• _TASK REQUIREMENTS_
Scan the records for "JSON" and copy each line that contains it.

• _DATA FOR ANALYSIS_
***
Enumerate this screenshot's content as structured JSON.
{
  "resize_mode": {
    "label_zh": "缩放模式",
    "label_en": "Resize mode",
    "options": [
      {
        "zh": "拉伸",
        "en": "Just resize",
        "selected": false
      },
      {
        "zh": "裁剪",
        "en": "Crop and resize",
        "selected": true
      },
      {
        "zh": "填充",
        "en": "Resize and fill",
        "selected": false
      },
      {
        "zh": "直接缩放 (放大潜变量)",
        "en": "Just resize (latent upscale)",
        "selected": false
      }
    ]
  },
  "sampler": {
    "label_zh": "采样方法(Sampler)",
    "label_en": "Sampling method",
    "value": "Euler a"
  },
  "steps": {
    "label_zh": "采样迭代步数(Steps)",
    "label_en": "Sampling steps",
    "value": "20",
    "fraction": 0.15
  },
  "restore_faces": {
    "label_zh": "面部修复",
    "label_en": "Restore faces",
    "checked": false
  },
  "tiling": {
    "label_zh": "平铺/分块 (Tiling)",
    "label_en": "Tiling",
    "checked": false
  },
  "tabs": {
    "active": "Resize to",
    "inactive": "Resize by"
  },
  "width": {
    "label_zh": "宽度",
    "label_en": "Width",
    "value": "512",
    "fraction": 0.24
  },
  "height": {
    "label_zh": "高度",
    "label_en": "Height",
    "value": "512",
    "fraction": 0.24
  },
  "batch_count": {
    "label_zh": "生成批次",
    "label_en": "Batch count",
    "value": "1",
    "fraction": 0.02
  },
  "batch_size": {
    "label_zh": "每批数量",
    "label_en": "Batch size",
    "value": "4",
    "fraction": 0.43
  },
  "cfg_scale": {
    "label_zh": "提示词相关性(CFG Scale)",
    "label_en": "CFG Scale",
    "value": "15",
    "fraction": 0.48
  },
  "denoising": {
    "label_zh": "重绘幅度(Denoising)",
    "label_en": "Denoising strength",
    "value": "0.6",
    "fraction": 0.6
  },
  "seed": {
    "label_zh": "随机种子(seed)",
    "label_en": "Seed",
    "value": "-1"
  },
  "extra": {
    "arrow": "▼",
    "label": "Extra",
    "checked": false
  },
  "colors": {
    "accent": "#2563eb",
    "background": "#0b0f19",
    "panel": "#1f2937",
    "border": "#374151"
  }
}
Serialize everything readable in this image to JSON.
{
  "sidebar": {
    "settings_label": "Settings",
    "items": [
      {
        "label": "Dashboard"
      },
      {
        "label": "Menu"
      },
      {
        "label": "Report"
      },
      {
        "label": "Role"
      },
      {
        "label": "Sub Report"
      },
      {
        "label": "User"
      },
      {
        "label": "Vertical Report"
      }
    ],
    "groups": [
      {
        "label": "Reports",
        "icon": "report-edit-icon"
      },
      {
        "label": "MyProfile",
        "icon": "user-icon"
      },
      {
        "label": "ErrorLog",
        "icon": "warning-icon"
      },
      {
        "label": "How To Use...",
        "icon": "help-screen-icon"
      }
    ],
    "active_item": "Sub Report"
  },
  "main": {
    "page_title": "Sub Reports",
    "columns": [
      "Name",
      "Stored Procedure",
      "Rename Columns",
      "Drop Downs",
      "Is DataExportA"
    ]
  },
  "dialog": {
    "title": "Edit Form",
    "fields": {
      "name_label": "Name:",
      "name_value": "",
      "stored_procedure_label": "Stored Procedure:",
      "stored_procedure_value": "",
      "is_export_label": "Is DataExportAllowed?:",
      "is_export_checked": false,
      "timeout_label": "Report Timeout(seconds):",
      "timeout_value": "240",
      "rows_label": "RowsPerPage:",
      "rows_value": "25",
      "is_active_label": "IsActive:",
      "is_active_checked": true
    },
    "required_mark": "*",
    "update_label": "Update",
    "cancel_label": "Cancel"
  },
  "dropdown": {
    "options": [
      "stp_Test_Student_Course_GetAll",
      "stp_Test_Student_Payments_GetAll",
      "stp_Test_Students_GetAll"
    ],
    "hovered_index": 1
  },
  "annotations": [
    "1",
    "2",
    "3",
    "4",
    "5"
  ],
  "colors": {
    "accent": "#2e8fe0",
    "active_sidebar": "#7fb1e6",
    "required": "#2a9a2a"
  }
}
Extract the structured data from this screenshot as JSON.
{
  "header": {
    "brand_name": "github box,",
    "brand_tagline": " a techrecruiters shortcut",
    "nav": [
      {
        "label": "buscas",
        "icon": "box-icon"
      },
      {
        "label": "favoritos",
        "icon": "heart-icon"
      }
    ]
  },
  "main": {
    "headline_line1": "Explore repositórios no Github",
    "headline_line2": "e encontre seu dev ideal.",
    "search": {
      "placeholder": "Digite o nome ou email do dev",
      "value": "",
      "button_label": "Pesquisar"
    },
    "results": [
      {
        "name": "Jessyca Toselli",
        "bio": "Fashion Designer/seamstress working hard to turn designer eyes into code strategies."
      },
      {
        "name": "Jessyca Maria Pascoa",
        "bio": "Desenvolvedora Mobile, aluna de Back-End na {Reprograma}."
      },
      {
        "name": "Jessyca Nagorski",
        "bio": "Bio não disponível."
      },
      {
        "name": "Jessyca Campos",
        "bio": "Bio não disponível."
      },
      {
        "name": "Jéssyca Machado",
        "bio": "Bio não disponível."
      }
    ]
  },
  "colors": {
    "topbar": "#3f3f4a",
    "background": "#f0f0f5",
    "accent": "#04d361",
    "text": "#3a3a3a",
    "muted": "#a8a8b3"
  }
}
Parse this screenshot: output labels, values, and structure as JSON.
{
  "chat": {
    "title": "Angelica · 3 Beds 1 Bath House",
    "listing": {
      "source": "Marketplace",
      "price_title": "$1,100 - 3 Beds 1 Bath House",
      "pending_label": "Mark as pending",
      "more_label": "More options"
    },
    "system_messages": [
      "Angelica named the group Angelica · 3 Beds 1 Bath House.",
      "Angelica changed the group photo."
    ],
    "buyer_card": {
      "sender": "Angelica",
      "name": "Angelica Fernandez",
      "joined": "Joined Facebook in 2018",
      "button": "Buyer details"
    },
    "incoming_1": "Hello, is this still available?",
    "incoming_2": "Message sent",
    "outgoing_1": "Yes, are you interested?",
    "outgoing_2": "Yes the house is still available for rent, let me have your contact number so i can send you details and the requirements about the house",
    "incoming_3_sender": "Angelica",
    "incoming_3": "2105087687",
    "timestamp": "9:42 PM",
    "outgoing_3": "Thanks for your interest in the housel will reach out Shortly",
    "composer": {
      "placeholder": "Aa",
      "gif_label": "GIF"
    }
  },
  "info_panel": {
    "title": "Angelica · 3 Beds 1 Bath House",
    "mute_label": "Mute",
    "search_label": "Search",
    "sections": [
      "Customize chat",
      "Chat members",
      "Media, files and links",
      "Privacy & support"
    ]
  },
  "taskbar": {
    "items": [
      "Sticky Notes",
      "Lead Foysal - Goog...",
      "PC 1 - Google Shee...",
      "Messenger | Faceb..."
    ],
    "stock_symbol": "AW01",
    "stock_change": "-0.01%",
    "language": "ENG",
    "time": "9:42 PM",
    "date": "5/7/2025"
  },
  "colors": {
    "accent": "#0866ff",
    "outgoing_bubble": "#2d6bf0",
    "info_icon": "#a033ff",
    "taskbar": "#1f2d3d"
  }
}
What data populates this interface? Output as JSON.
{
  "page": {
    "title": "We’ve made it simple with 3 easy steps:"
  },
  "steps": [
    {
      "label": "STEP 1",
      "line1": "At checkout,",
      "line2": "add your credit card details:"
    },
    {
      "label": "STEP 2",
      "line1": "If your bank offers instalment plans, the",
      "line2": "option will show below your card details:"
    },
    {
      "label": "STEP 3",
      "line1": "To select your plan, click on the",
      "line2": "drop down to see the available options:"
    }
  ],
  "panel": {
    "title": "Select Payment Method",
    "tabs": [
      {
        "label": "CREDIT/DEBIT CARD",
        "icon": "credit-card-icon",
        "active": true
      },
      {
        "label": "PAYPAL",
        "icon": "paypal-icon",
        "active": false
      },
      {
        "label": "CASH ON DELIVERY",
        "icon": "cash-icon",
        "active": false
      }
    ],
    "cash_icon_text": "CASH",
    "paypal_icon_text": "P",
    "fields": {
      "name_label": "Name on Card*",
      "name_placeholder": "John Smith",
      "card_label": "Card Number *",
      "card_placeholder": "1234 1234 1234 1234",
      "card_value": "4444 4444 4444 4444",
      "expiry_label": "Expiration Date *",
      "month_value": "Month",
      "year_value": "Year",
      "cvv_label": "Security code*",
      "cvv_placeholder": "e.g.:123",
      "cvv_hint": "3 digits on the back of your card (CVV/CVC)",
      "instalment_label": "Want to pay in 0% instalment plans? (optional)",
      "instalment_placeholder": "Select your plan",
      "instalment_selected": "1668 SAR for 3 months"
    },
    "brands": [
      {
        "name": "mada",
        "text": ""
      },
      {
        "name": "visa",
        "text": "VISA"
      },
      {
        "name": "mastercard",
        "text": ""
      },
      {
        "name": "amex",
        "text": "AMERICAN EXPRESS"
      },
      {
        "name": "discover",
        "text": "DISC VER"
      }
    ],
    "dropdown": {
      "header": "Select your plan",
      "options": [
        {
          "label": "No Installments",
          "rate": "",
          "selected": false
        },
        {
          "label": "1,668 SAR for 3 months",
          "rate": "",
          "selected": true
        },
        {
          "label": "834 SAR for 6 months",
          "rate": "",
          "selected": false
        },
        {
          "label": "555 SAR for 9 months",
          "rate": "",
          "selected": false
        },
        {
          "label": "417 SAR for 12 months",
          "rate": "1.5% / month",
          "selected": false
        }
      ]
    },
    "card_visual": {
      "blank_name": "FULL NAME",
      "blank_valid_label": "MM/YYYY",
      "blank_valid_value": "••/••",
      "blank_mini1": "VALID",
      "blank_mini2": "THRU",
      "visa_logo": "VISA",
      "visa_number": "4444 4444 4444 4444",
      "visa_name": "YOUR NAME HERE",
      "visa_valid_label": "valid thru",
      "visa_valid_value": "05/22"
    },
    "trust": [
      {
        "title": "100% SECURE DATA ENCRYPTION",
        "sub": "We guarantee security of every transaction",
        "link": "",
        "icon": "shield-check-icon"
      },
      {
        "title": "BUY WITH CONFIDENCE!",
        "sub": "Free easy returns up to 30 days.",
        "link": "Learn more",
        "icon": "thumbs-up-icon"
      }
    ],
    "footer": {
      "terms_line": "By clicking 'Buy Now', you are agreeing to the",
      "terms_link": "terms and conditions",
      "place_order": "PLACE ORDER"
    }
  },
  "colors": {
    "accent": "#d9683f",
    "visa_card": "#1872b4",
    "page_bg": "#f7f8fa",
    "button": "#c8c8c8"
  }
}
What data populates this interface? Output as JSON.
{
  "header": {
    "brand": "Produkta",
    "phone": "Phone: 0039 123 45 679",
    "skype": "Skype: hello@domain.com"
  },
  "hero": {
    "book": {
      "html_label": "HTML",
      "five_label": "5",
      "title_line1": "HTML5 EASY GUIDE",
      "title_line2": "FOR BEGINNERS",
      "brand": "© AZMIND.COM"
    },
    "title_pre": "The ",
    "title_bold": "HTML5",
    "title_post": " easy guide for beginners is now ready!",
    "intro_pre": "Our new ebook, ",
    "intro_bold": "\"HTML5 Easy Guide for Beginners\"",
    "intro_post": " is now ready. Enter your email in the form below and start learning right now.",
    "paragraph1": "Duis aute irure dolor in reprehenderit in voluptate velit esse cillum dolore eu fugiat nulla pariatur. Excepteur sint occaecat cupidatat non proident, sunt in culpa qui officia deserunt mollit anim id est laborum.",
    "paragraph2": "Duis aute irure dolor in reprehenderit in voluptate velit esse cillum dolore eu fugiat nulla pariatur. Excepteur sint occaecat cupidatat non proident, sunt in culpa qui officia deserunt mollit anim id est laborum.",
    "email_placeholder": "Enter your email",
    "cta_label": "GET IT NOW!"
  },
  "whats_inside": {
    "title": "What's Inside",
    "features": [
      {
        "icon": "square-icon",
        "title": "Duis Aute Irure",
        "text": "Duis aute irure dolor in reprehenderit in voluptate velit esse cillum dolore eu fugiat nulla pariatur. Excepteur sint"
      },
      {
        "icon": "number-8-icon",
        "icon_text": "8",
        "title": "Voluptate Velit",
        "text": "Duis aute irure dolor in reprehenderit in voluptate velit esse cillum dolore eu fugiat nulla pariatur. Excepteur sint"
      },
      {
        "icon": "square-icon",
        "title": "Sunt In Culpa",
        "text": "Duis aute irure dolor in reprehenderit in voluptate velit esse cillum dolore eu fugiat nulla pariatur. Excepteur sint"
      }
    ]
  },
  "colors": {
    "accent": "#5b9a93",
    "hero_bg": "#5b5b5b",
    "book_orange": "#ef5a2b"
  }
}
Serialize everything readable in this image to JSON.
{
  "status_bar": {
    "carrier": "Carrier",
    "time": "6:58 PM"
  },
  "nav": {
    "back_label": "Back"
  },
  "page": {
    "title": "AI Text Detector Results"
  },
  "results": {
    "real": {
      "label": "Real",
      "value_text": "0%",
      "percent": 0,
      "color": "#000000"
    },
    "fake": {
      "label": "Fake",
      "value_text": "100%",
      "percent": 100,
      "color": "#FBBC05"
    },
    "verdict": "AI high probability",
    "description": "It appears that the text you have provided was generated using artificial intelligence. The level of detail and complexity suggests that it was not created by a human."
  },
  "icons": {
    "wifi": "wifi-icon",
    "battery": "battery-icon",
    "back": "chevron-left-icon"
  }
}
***
• _ANSWER TO THIS PROBLEM_
Enumerate this screenshot's content as structured JSON.
Serialize everything readable in this image to JSON.
Extract the structured data from this screenshot as JSON.
Parse this screenshot: output labels, values, and structure as JSON.
What data populates this interface? Output as JSON.
What data populates this interface? Output as JSON.
Serialize everything readable in this image to JSON.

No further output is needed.